For some time, though, I had heard tell of a place in Wangsimni that served up huge steaming bowls of the authentic stuff from the bowels of an otherwise unremarkable food court. So when I found myself transferring subway lines at lunchtime it seemed too good an opportunity to miss.
The restaurant really isn’t a restaurant; it’s a counter in the food court of an apartment block in the middle of nowhere. There was no doubting the authenticity of the enterprise, though; the menu has just a few items, all in Vietnamese, including my target for the day, a great-looking beef phở.
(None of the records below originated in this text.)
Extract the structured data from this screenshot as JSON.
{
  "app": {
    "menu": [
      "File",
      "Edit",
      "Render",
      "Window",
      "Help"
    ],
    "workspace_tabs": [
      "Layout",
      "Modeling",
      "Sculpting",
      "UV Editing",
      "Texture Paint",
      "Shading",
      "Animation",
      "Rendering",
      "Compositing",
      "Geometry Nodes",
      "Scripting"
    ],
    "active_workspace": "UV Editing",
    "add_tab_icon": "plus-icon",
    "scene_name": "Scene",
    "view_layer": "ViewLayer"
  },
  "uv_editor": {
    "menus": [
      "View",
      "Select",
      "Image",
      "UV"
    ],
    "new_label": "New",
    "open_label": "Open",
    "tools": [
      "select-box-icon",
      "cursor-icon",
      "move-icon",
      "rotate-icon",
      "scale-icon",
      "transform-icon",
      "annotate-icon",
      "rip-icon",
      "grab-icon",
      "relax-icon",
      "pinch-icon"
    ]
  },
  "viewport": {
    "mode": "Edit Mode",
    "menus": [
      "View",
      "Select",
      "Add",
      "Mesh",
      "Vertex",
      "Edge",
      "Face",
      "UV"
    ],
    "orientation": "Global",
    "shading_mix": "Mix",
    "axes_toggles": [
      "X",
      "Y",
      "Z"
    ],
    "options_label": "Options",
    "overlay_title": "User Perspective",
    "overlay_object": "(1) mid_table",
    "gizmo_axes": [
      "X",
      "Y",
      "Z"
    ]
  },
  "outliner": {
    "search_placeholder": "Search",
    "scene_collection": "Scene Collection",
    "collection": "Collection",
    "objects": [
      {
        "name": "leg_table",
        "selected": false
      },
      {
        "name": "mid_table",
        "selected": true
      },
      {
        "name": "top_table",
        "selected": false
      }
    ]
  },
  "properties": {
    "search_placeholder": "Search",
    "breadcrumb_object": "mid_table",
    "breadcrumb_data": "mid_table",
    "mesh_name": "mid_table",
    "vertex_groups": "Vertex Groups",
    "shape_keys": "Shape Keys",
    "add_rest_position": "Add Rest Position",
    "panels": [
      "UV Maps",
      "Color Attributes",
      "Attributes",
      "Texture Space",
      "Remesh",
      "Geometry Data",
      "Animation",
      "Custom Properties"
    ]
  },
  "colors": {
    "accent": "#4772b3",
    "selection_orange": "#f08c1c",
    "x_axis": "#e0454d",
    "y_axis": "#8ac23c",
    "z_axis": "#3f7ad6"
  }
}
Within a couple of minutes, the lovely Vietnamese lady was ladling up a big-ass bowl of this stuff. She added spring onions, sliced white onion and some pepper and who knows what else. The clinching sign that I was no longer in chain-restaurant hell was the side-plate of accompaniments; not only some fiery red chillies far removed from the bland nonsense you get in Pho Bay, but a healthy pile of fresh herbs on the stem, twigs and all – coriander (itself quite rare in Korean “Vietnamese” restaurants) and something resembling mint that I couldn’t identify but threw in anyway. A squirt of two of brown sauce, Sriracha and lemon juice, and I was good to go.
The soup was a little sweeter than I had recalled it from my long-ago holiday, and it needed a generous hand with the chilli and the lemon to amp up the flavours. Since it was a swelteringly humid July day I went a little easy on the heat, and afterwards somewhat regretted it. On the other hand, the fresh herbs really lifted the taste and the noodles and beef were just right.
Overall, I enjoyed it and the somewhat grungy ambience only added to the feeling that you really could be, just for a moment, back in Hanoi sipping on a 30 cent beer. It wasn’t by any means amazing, and I’m not sure I’d make the trip especially… but if you are in the area or you have a craving for the real thing, this may be as close as you’ll get without heading out to Ansan – or Saigon.
Quân An Asean (once known as Little Vietnam I believe) is a little tricky to find, but that’s all part of the fun. Come out of Wangsimni Station exit 2 (a solid five minute schlep from the tracks before you get above ground) and walk along the road for four or five minutes until you reach a petrol station, like so.
Hang a left at the gas station and you will quickly see a Holly’s Coffee and, opposite it and to the right, the Centerville apartment and grandly titled “shopping mall”, which has perhaps seen better days.
If you don’t speak Vietnamese or Korean then just point to what you want. The ladies are very helpful and the service is swift. They have some great coffee, as you would expect, but don’t expect a fancy atmosphere – this is food court central.
- Category: Vietnamese
- Price: $$$$
- Must try: phở.
- Subway: Wangsimni (왕김니역) exit 2
- Directions: Come out of Wangsimni Station exit 2 and walk along the road for four or five minutes until you reach the petrol station, then turn left. Opposite the Holly’s Coffee is a small apartment block with some steps down to the right. The food court is down there on the left.
- Hours: Your guess is as good as mine, but I first tried to go there on a Monday and it was closed, so I’m going to say office hours Tuesday – Friday at the least, and maybe the weekend as well. But please don’t take my word for it.